WHAT IS NEEDED
Pick each line containing "loài" out of the records.

DATA EXTRACTS
*-*-*

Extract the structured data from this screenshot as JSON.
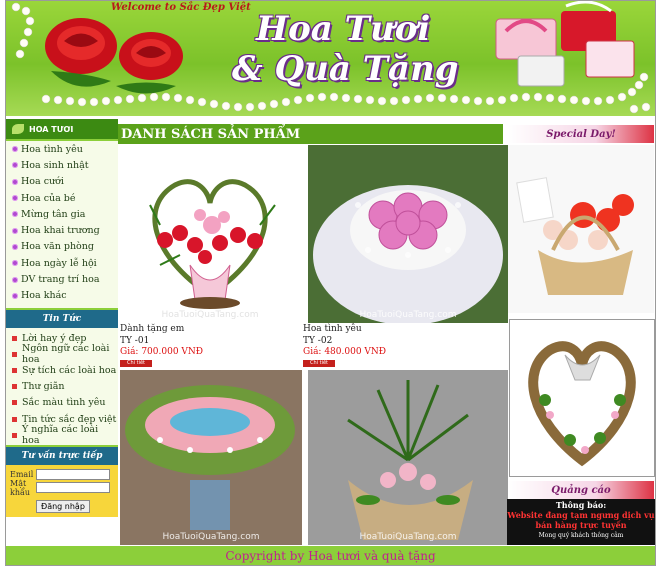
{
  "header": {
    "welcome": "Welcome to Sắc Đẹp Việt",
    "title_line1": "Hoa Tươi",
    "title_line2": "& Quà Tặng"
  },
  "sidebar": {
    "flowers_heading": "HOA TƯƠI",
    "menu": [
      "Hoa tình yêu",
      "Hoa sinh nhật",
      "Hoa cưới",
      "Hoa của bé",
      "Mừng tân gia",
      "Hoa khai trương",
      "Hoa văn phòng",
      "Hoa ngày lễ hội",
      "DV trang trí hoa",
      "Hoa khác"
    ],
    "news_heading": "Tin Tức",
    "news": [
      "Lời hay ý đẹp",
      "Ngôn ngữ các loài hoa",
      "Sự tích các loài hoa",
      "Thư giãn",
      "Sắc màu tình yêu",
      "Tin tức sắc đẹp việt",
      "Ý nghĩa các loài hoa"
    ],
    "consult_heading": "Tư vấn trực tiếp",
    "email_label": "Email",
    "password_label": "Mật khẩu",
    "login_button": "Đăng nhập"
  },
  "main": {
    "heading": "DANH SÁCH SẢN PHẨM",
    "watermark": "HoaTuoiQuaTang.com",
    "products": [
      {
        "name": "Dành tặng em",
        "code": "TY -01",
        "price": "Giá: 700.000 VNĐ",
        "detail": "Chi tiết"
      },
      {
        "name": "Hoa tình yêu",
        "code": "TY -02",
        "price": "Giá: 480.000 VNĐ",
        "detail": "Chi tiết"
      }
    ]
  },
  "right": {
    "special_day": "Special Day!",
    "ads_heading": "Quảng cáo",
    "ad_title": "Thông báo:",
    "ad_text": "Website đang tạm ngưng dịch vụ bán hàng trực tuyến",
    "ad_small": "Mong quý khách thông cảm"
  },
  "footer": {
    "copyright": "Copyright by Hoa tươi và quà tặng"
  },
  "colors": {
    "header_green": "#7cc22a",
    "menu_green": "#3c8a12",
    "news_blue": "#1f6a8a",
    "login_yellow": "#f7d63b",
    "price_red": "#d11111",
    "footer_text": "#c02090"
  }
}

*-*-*

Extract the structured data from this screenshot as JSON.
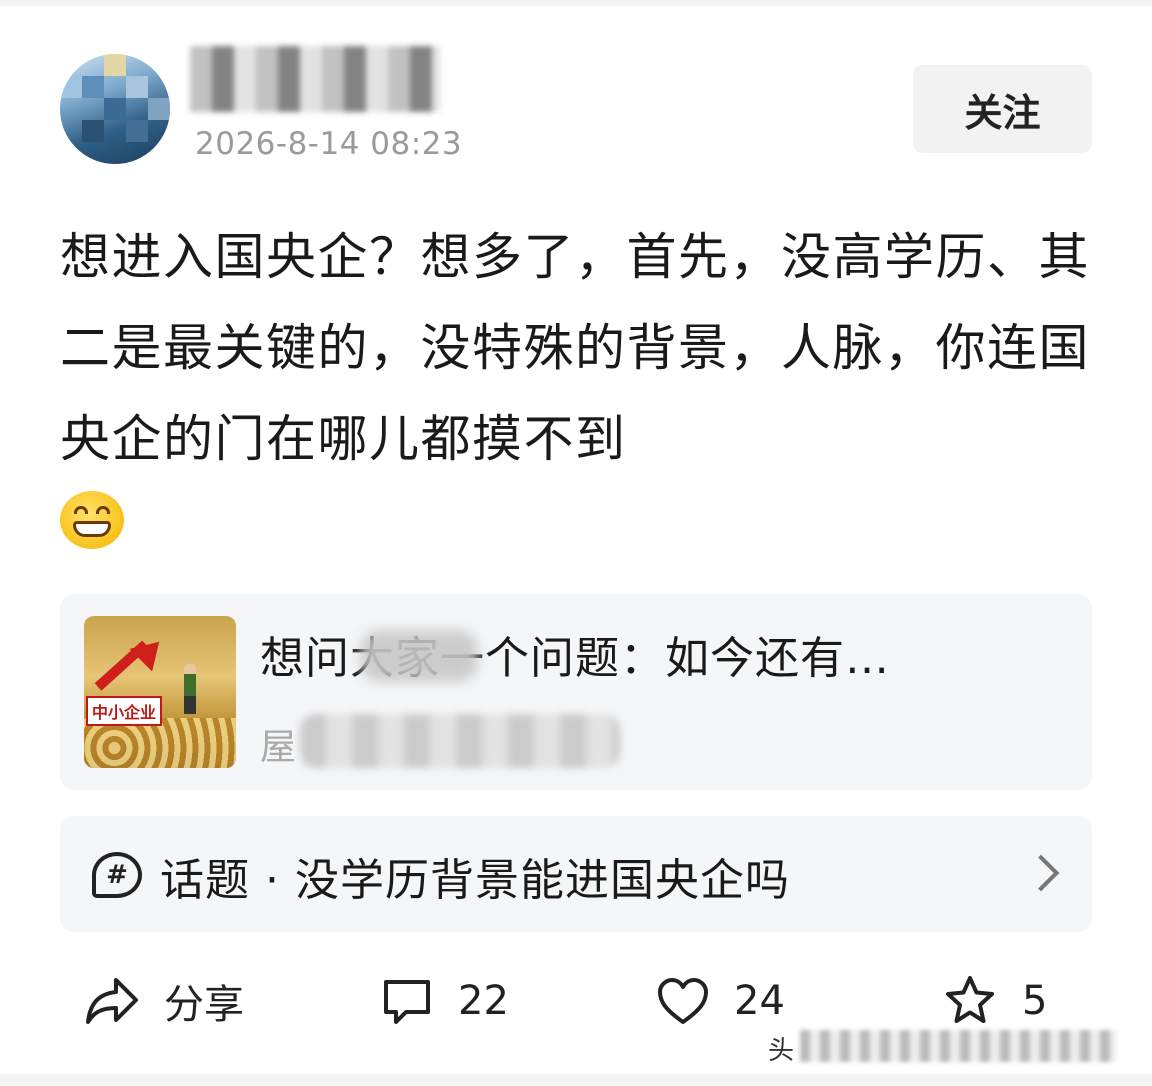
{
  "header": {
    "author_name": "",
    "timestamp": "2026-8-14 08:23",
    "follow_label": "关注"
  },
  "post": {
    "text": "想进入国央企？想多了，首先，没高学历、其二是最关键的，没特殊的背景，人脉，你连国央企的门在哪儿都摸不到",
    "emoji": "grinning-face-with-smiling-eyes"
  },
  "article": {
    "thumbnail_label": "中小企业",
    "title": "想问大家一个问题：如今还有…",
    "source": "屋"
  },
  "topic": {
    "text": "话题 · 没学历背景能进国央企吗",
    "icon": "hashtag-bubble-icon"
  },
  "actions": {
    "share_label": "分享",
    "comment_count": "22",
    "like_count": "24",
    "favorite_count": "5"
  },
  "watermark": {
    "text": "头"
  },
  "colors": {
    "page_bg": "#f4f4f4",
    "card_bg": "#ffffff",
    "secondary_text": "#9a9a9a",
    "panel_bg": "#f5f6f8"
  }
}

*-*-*

RESPONSE BELOW
      "Ngôn ngữ các loài hoa",
      "Sự tích các loài hoa",
      "Ý nghĩa các loài hoa"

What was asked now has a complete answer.